THERE HAS BEEN A PERPETUAL ROMANCE, over the past two hundred years, between the arts of photography and live performance. The camera can’t look away at the magical moments when the transformation of play-acting takes place, and players can’t help inviting the camera to catch them at donning and doffing their various masks. This endless dance produces an infinite number of collisions between the two crafts, teasing miraculous moments from both.
However, when it comes to photographing performers, my perception is that, over decades, the bulk of the images we recall are of the finished product, the final on-stage result of all the unseen practice and prep that precedes showtime. I think this leaves half of the story untold, or at least under-told, because photos of the person that is dominant before the lights go up are no less dramatic, no less revelatory than the persona that springs to life at the opening of the curtain.
This was all brought home to me anew this week when I had the chance to snap some last-minute sound check shots of Celia Woodsmith, the one-woman power station that is the lead vocalist for the bluegrass-flavored band Della Mae. Like every other member of this all-female troupe, Celia makes a nightly metamorphosis from poet to party girl, worldly-wise dreamer to sassy force of nature, oftimes in the space of a single song. And yet the moments of silent concentration she displays in the last moments before the flag drops (see top image) is itself a profound thing, her face and form encompassing the emotions of every woman, just as her show self does, albeit in a completely different way.
Della Mae is one of the busiest bands in America, careening from weeklong festival gigs in the heartland to State Department-sponsored trips to the world’s hot spots, in years that often find them booked well past the 250-day mark. That’s a ton of transformation from pensive to explosive (see lower image). And the images to be harvested in those moments when performers toggle between selves can be sublime stuff, indeed.
By MICHAEL PERKINS
THERE ARE SEVERAL LANGUAGES OF HUMAN BEHAVIOR that are truly universal, experiential tongues for which no translation is neither possible nor necessary. The visual language of photography is one. Music is certainly another. Both have the ability to cross cultures, continents, and generations.
Almost since its arrival, the universal language of the visual has worked to capture the raw energy of the musical….attempting, even, to try to track that energy to its human source, the exact junction where the personality directs and guides the voice of the instrument. For some photographers, this energy is in the sweaty, furrowed brow of a Miles Davis, his lips laboring over a lyrical line in a dark club.

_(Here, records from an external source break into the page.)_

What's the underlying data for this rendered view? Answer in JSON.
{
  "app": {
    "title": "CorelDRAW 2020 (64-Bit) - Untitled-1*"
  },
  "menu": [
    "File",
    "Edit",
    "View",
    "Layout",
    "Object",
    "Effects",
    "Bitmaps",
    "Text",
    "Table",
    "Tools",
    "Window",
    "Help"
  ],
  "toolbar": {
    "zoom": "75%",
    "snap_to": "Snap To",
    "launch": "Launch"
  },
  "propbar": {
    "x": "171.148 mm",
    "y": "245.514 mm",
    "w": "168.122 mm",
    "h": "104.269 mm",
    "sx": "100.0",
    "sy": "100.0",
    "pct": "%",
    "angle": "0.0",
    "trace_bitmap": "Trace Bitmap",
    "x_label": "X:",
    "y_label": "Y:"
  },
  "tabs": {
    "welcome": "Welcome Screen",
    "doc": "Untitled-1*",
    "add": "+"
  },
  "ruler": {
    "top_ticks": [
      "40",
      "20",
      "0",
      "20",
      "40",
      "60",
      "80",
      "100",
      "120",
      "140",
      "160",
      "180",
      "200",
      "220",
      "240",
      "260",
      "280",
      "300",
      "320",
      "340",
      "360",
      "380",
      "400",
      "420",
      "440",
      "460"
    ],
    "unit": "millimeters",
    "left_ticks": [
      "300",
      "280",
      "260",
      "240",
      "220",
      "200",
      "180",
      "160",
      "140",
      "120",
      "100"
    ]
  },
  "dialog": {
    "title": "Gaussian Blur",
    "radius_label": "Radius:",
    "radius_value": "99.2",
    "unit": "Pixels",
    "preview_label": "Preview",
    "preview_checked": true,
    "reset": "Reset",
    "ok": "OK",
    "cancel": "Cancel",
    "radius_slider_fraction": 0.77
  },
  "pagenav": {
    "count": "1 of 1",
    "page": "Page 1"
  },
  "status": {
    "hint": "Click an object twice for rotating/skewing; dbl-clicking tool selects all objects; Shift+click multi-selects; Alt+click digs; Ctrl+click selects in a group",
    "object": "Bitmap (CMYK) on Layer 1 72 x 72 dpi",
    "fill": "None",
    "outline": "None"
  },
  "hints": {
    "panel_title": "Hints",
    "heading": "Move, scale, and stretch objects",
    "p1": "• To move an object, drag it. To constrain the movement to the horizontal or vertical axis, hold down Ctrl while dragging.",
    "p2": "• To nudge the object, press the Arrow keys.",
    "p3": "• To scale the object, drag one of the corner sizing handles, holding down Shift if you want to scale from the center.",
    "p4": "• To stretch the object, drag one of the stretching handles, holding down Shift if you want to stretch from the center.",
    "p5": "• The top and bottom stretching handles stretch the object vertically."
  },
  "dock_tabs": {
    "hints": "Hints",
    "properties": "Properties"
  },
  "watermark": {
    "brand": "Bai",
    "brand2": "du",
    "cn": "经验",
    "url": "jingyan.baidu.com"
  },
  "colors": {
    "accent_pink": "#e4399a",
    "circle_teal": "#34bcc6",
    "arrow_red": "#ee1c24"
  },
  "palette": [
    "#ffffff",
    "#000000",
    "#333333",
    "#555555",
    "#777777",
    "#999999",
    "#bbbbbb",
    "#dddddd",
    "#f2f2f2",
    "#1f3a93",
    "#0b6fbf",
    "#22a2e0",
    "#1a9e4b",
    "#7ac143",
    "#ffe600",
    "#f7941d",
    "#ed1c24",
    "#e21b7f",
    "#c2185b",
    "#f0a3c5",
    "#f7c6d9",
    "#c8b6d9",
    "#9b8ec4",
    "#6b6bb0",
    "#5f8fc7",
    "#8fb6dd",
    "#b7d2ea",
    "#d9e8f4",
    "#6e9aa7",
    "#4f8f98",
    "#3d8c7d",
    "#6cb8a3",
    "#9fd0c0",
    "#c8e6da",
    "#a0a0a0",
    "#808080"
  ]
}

For others, it may be the skyward arch of Jimi Hendrix’ wrist as it tears free from a Stratocaster. For me, the magic is in human hands.
Hands are the tools through which musicians translate yet another language, that which starts in the brain and flows through to keys, pipes, buttons, strings. Fingers shape song, modify moods, and dictate terms to other musicians. They wield batons, transfer a composer’s wishes to paper. They signal, they hint. Hands are both the original maestros and the humblest servants of music. That qualifies them as wellsprings of visual drama, and where there is drama, there are pictures.
Of course, not all drama need be, well, dramatic. The unspoken linkage between musicians, even in small, simple gatherings such as the tight Irish quintet seen here, turns all those hands into a dance company: cues emerge: signals move from singer to soloist: and, if we’re lucky, photographs track all that transmission, that silent language, that unspoken eloquence.
By MICHAEL PERKINS
ALMOST WITHIN MINUTES OF THE INVENTION OF THE CAMERA, we humans countered by inventing the camera face.
You have one. I have one. It’s the layer, the mask, the official story, the press release, the prepared consumer product. And while we often associate the making of a photograph with the creation of a document, a frozen slice of actual reality, that has never really been true, especially when it comes to capturing the raw essence of our fellow homo sapiens. It’s not that we don’t occasionally manage to glimpse the real person within: it’s that such glimpses are anything but easy.
And if our regular life is something of a performance, at least where a camera’s concerned, what of the acknowledged manipulation of an “official” performance….a play, a concert, a naked poetry slam? In such cases, the amount of artifice presented to the camera is amped up even more, so that the actual show may reveal nearly nothing of the person staging it. Total opacity.
It’s enough to make a photographer sneak backstage, minutes before the lights go down and the curtain goes up.
And that’s the kind of performance image I look for. The jangled nerves. The last-minute tunings and scales. The features that betray the anguish of going out there and putting your whole self on approval before strangers. In effect, the story that plays out on faces despite the prep, beyond the skill, behind the mask.
As seen here, the girl hurrying to the stage for her string solo is trustworthy. She’s nervous, a little embarrassed at being late, desperate to hold, onto her music, literally by the skin of her teeth. Above, the string of young people at an amateur fashion show are busier being kids than being pros. Their take on modeling is not cold or detached, although in seconds, out on the catwalk, they will affect that “look”. But now, in this moment, they are friends, co-conspirators, partners in a commonly weird process. They relax. They laugh.
In both cases, these are people. Without the polish, minus the artifice, their striving visible, if just for a second, as our own.
And that’s when the magic happens.